GRANDVIEW, Yakima County — Two years ago, Grandview resident and gardening enthusiast Melodie Smith noticed some shiny, unusual-looking bugs taking an unwelcome interest in her roses.

She took photos of the insects, showed them to an entomologist friend at Yakima Valley College’s Grandview campus, and soon realized her beloved roses were being eaten by Japanese beetles, an invasive species that has caused extensive plant damage in the Midwest and eastern U.S.

“They start with the roses. Then they go for the grapevines and they eat up all the vines,” Smith recalled. “Our neighbor planted corn stalks, and they went after those. That’s when I realized we’ve got a real problem on our hands.”

The latest effort to solve that problem has begun this month, as the Senske lawn care company has begun spraying an insecticide to kill the beetles’ larvae in a 3,100-acre area around Grandview, said Camilo Acosta, Japanese beetle eradication coordinator for the Washington State Department of Agriculture.

“Right now we’re looking at 4,200 properties within the treatment area — most of Grandview and some adjacent areas,” Acosta said Monday. “This treatment is targeting the grubs that will be hatching this summer … The larvae will hatch underground and eat the roots of this grass, which has been treated with the insecticide.

“Beginning in another four to five weeks, we’ll do another treatment that targets the adults who are flying around,” he added.


Drastic measures for a growing problem

Smith was one of the first to notice the beetles, finding them on her roses in 2020. That prompted WSDA to deploy 1,900 traps across the state in 2021 to gauge the extent of the problem.

About 900 traps were set in a 49-square-mile area around Grandview, and those traps caught 24,048 beetles, Acosta said. Almost all of the beetles found in Washington were concentrated in this mostly residential area, prompting WSDA officials to begin their eradication plan this year.

First found in New Jersey in 1916, Japanese beetles eat more than 300 types of plants, including roses, grapes and hops. The adult beetles damage plants by skeletonizing the leaves. Adults also feed on buds, flowers and fruit on the plants and are frequently intercepted on fruit transported from the eastern U.S.

The Japanese beetle larvae are found in soil associated with the roots of host plants. They are common under turf and sod, and can be moved in potted plants, WSDA media relations coordinator Amber Betts said. She noted beetles can lay 60-100 eggs in their lifetime, meaning there will likely be many more than 24,000 beetles in southeast Yakima County this year.

The beetles are considered a threat to the high-value agricultural industry in the Yakima Valley. The state also is working to implement a 49-square mile quarantine area with Grandview at its center.

The spraying begins

After numerous education efforts both online and in person for the past six months, WSDA officials sought permission from Grandview property owners to treat their yards with the Acelepryn G insecticide, and more than 1,900 already have agreed, Acosta said.
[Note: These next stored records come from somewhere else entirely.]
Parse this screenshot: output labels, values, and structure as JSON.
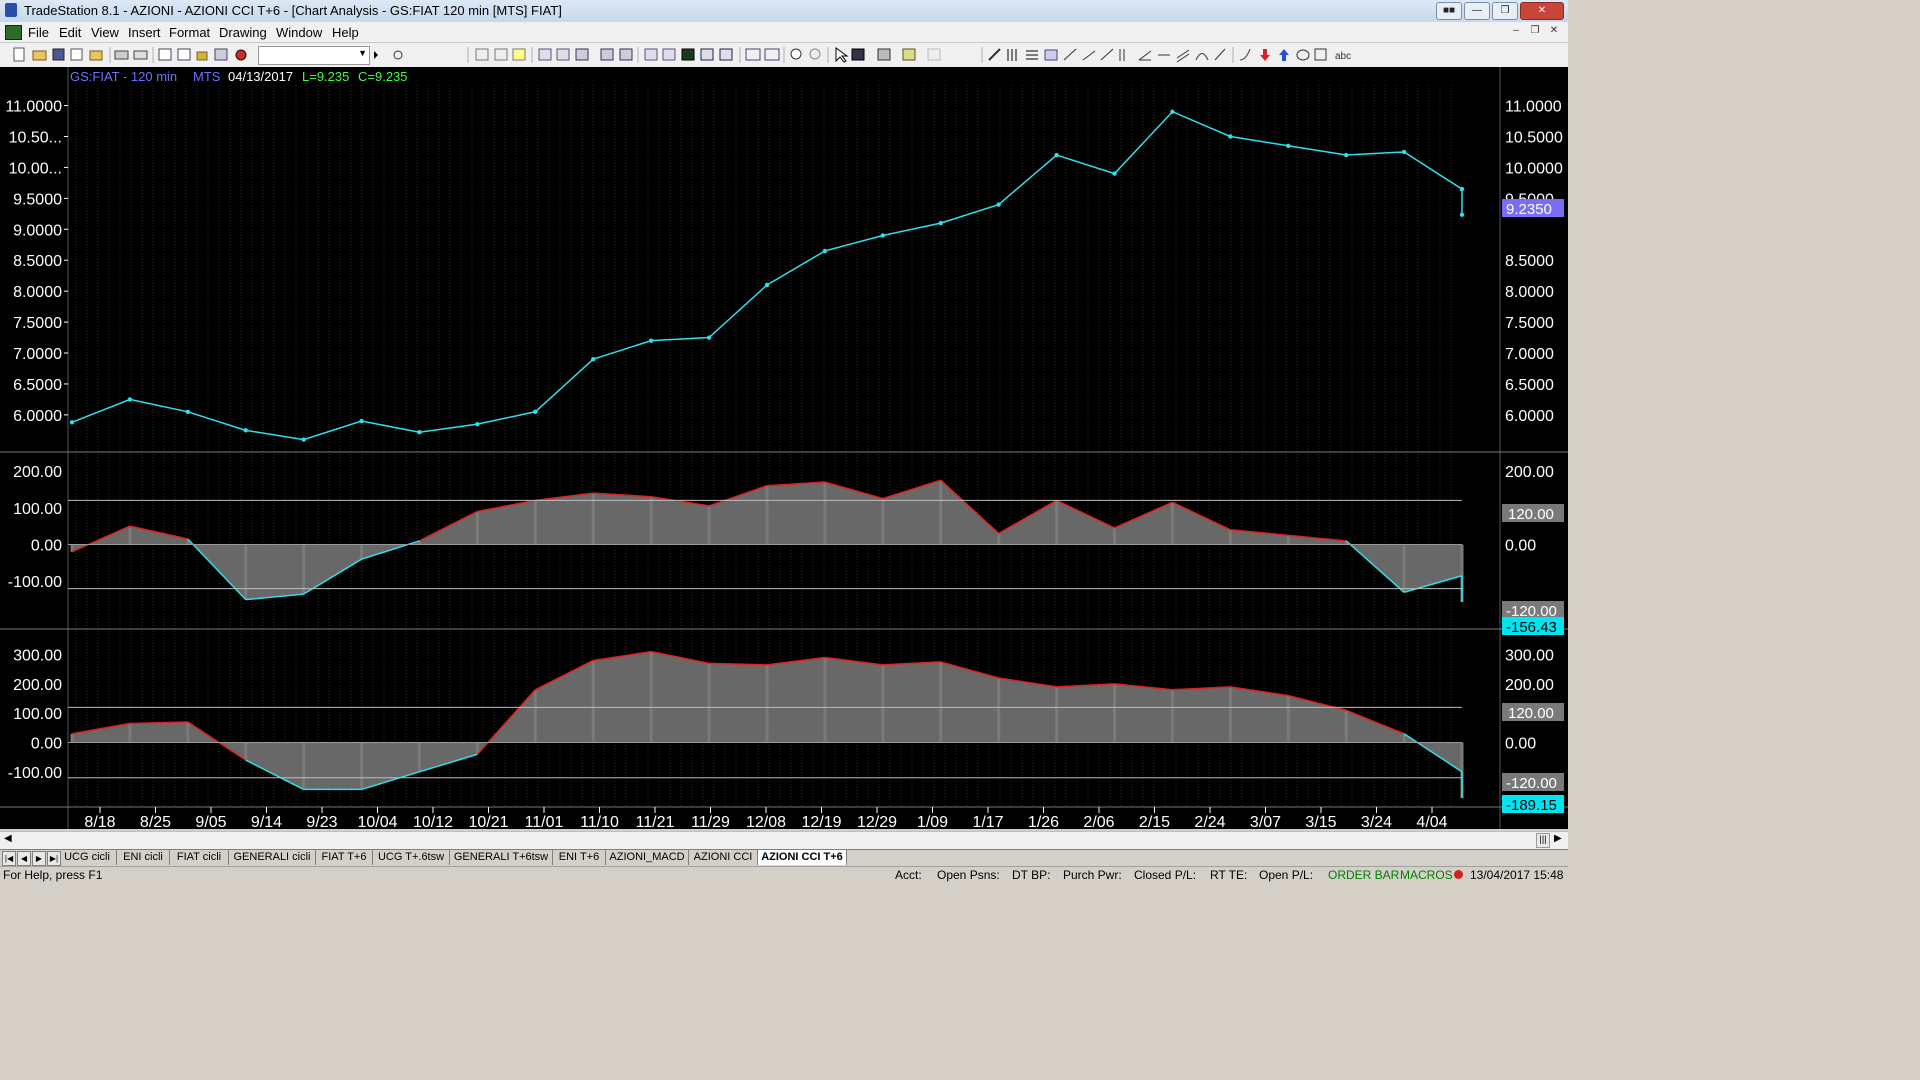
{
  "window": {
    "title": "TradeStation 8.1 - AZIONI - AZIONI CCI T+6 - [Chart Analysis - GS:FIAT  120 min  [MTS] FIAT]"
  },
  "menu": [
    "File",
    "Edit",
    "View",
    "Insert",
    "Format",
    "Drawing",
    "Window",
    "Help"
  ],
  "chart_header": {
    "symbol": "GS:FIAT - 120 min",
    "source": "MTS",
    "date": "04/13/2017",
    "last": "L=9.235",
    "close": "C=9.235"
  },
  "colors": {
    "price": "#2fe0ea",
    "indicator_fill": "#7a7a7a",
    "indicator_pos_line": "#e02020",
    "indicator_neg_line": "#2fe0ea",
    "header_symbol": "#6f6fff",
    "header_values": "#40ff40",
    "last_price_box": "#7a6df5",
    "last_indicator_box": "#00e6f0"
  },
  "price_axis": {
    "labels": [
      "11.0000",
      "10.50...",
      "10.00...",
      "9.5000",
      "9.0000",
      "8.5000",
      "8.0000",
      "7.5000",
      "7.0000",
      "6.5000",
      "6.0000"
    ],
    "right_labels": [
      "11.0000",
      "10.5000",
      "10.0000",
      "9.5000",
      "9.0000",
      "8.5000",
      "8.0000",
      "7.5000",
      "7.0000",
      "6.5000",
      "6.0000"
    ],
    "last_value_box": "9.2350"
  },
  "cci1_axis": {
    "labels": [
      "200.00",
      "100.00",
      "0.00",
      "-100.00"
    ],
    "right_labels": [
      "200.00",
      "0.00"
    ],
    "upper_box": "120.00",
    "lower_box": "-120.00",
    "last_value_box": "-156.43"
  },
  "cci2_axis": {
    "labels": [
      "300.00",
      "200.00",
      "100.00",
      "0.00",
      "-100.00"
    ],
    "right_labels": [
      "300.00",
      "200.00",
      "0.00"
    ],
    "upper_box": "120.00",
    "lower_box": "-120.00",
    "last_value_box": "-189.15"
  },
  "date_axis": [
    "8/18",
    "8/25",
    "9/05",
    "9/14",
    "9/23",
    "10/04",
    "10/12",
    "10/21",
    "11/01",
    "11/10",
    "11/21",
    "11/29",
    "12/08",
    "12/19",
    "12/29",
    "1/09",
    "1/17",
    "1/26",
    "2/06",
    "2/15",
    "2/24",
    "3/07",
    "3/15",
    "3/24",
    "4/04"
  ],
  "chart_data": [
    {
      "type": "line",
      "name_printed": "GS:FIAT - 120 min",
      "x": [
        "8/18",
        "8/25",
        "9/05",
        "9/14",
        "9/23",
        "10/04",
        "10/12",
        "10/21",
        "11/01",
        "11/10",
        "11/21",
        "11/29",
        "12/08",
        "12/19",
        "12/29",
        "1/09",
        "1/17",
        "1/26",
        "2/06",
        "2/15",
        "2/24",
        "3/07",
        "3/15",
        "3/24",
        "4/04"
      ],
      "y": [
        5.88,
        6.25,
        6.05,
        5.75,
        5.6,
        5.9,
        5.72,
        5.85,
        6.05,
        6.9,
        7.2,
        7.25,
        8.1,
        8.65,
        8.9,
        9.1,
        9.4,
        10.2,
        9.9,
        10.9,
        10.5,
        10.35,
        10.2,
        10.25,
        9.65
      ],
      "last": 9.235,
      "ylim": [
        5.4,
        11.3
      ],
      "grid": true
    },
    {
      "type": "area",
      "x": [
        "8/18",
        "8/25",
        "9/05",
        "9/14",
        "9/23",
        "10/04",
        "10/12",
        "10/21",
        "11/01",
        "11/10",
        "11/21",
        "11/29",
        "12/08",
        "12/19",
        "12/29",
        "1/09",
        "1/17",
        "1/26",
        "2/06",
        "2/15",
        "2/24",
        "3/07",
        "3/15",
        "3/24",
        "4/04"
      ],
      "y": [
        -20,
        50,
        15,
        -150,
        -135,
        -40,
        10,
        90,
        120,
        140,
        130,
        105,
        160,
        170,
        125,
        175,
        30,
        120,
        45,
        115,
        40,
        25,
        10,
        -130,
        -85
      ],
      "last": -156.43,
      "levels": [
        120,
        -120
      ],
      "ylim": [
        -230,
        230
      ]
    },
    {
      "type": "area",
      "x": [
        "8/18",
        "8/25",
        "9/05",
        "9/14",
        "9/23",
        "10/04",
        "10/12",
        "10/21",
        "11/01",
        "11/10",
        "11/21",
        "11/29",
        "12/08",
        "12/19",
        "12/29",
        "1/09",
        "1/17",
        "1/26",
        "2/06",
        "2/15",
        "2/24",
        "3/07",
        "3/15",
        "3/24",
        "4/04"
      ],
      "y": [
        30,
        65,
        70,
        -60,
        -160,
        -160,
        -100,
        -40,
        180,
        280,
        310,
        270,
        265,
        290,
        265,
        275,
        220,
        190,
        200,
        180,
        190,
        160,
        110,
        30,
        -100
      ],
      "last": -189.15,
      "levels": [
        120,
        -120
      ],
      "ylim": [
        -220,
        360
      ]
    }
  ],
  "tabs": [
    "UCG cicli",
    "ENI cicli",
    "FIAT cicli",
    "GENERALI cicli",
    "FIAT T+6",
    "UCG T+.6tsw",
    "GENERALI T+6tsw",
    "ENI T+6",
    "AZIONI_MACD",
    "AZIONI CCI",
    "AZIONI CCI T+6"
  ],
  "active_tab": "AZIONI CCI T+6",
  "status": {
    "help": "For Help, press F1",
    "acct": "Acct:",
    "open_psns": "Open Psns:",
    "dt_bp": "DT BP:",
    "purch_pwr": "Purch Pwr:",
    "closed_pl": "Closed P/L:",
    "rt_te": "RT TE:",
    "open_pl": "Open P/L:",
    "order_bar": "ORDER BAR",
    "macros": "MACROS",
    "datetime": "13/04/2017 15:48"
  }
}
Letters were sent to property owners in late March, and both paper and online permission forms continue to be returned as residents see the insecticide begin to be applied in their neighborhood, he added.

“We’re only treating properties where we have permission, but as we go out and start the treatments, people are signing up on the spot,” Acosta said Monday, as Senske employee Jon Doney sprayed the lawn around Smith’s home in central Grandview.

“It’s been a lengthy process to get access and to treat all these properties, but the more people who agree to let us spray, the more effective the program will be.”

Mallory Little, a toxicologist with the Washington state Department of Health, said during a public forum in February that the insecticide’s active ingredient, chlorantraniliprole, has been used against Japanese beetles between 2010 and 2021 in several Western states, and no illnesses were reported in humans or animals.

As a precaution, Little urged homeowners whose yards will be sprayed to stay inside for four hours afterward to allow the droplets to dry. Pet dishes and water bowls should be moved inside before the insecticide is applied, and any skin or clothing that comes in contact with the insecticide should be washed with soap and water.

This is the largest, but not the first, application of insecticide to eradicate Japanese beetles in a Western U.S. community, Acosta said.


An area near Boise, Idaho, was treated beginning in 2013 and successfully eliminated the beetles after a five-year process, WSDA biologists said earlier this year.

Another area northwest of Portland has been treated with insecticide for the past four years and has seen the number of pests decrease.

Surveys, trapping and quarantine efforts also will continue in the Grandview area as the WSDA embarks on a four- to five-year process to eliminate the beetles and the threat they pose to the region’s agriculture.

“Our goal is not just to contain them, but eradication,” Acosta said. “We want zero Japanese beetles in the Yakima Valley.”

More information is available at the WSDA’s Japanese beetles website,